» **TASK GOAL**:
Go through the records and filter out every line lacking the word "Précipitations"; copy the lines that remain.

» **DATA PROVIDED**:

----------

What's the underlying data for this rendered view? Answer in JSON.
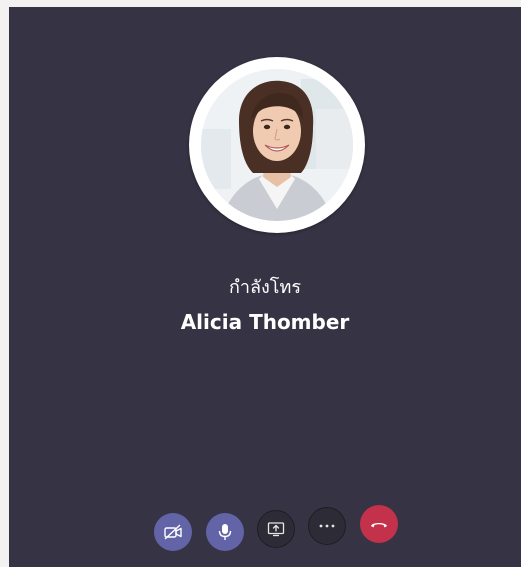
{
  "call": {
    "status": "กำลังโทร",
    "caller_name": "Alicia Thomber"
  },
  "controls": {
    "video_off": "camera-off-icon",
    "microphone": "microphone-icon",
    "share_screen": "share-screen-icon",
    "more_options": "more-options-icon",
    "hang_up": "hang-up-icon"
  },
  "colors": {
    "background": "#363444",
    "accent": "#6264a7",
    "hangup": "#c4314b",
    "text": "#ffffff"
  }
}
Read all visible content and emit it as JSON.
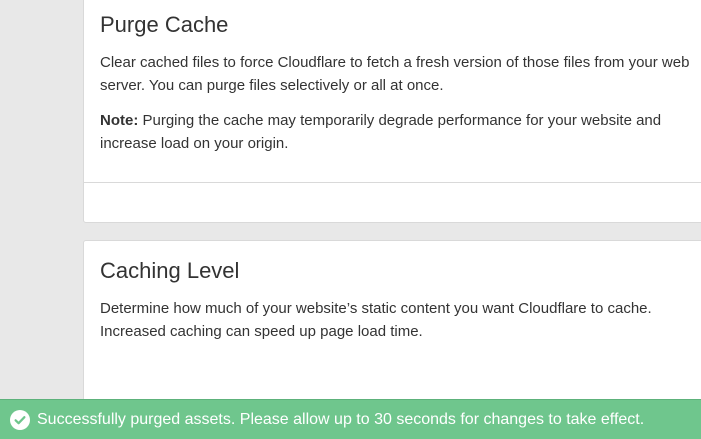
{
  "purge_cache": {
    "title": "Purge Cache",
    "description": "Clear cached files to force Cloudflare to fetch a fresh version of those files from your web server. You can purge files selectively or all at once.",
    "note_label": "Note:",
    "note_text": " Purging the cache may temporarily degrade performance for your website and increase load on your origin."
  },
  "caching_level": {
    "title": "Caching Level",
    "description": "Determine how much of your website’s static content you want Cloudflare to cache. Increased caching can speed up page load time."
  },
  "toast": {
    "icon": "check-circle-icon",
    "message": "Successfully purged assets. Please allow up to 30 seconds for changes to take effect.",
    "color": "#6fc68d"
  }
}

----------

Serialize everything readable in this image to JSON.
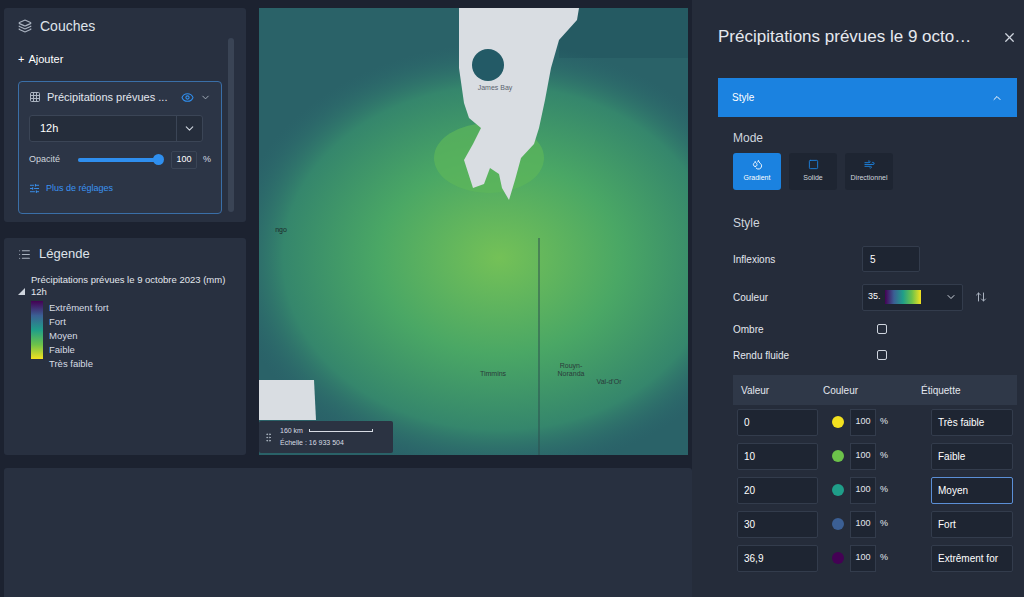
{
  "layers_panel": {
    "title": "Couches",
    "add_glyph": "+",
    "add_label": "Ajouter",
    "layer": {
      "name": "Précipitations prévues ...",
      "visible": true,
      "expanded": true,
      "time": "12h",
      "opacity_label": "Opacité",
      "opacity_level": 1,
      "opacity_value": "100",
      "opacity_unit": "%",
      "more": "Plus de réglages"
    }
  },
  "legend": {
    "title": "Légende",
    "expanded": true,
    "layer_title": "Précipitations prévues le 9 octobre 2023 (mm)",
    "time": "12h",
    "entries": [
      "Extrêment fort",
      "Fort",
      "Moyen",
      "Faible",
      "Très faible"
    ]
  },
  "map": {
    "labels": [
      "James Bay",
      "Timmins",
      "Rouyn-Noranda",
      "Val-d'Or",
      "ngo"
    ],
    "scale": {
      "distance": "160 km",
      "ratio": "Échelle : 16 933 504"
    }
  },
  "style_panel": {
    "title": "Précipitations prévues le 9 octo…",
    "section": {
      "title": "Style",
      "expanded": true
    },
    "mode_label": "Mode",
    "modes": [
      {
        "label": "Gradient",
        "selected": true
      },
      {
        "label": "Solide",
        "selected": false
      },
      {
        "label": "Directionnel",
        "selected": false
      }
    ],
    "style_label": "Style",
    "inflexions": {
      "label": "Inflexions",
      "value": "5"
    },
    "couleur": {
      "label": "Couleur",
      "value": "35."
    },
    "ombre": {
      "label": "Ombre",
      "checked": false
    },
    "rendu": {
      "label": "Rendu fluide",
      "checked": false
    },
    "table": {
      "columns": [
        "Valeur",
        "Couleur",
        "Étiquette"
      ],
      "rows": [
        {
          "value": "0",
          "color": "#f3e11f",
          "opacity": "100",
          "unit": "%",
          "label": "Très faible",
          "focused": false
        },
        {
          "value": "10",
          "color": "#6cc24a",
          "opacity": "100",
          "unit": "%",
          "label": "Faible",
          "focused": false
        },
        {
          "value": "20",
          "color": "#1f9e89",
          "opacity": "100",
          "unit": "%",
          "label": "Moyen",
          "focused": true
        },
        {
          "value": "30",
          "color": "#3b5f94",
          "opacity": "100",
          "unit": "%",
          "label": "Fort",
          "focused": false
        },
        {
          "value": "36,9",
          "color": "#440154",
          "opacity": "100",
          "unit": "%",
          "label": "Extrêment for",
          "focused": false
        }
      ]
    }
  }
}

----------

» **RESPONSE**:
      "name": "Précipitations prévues ...",
    "layer_title": "Précipitations prévues le 9 octobre 2023 (mm)",
    "title": "Précipitations prévues le 9 octo…",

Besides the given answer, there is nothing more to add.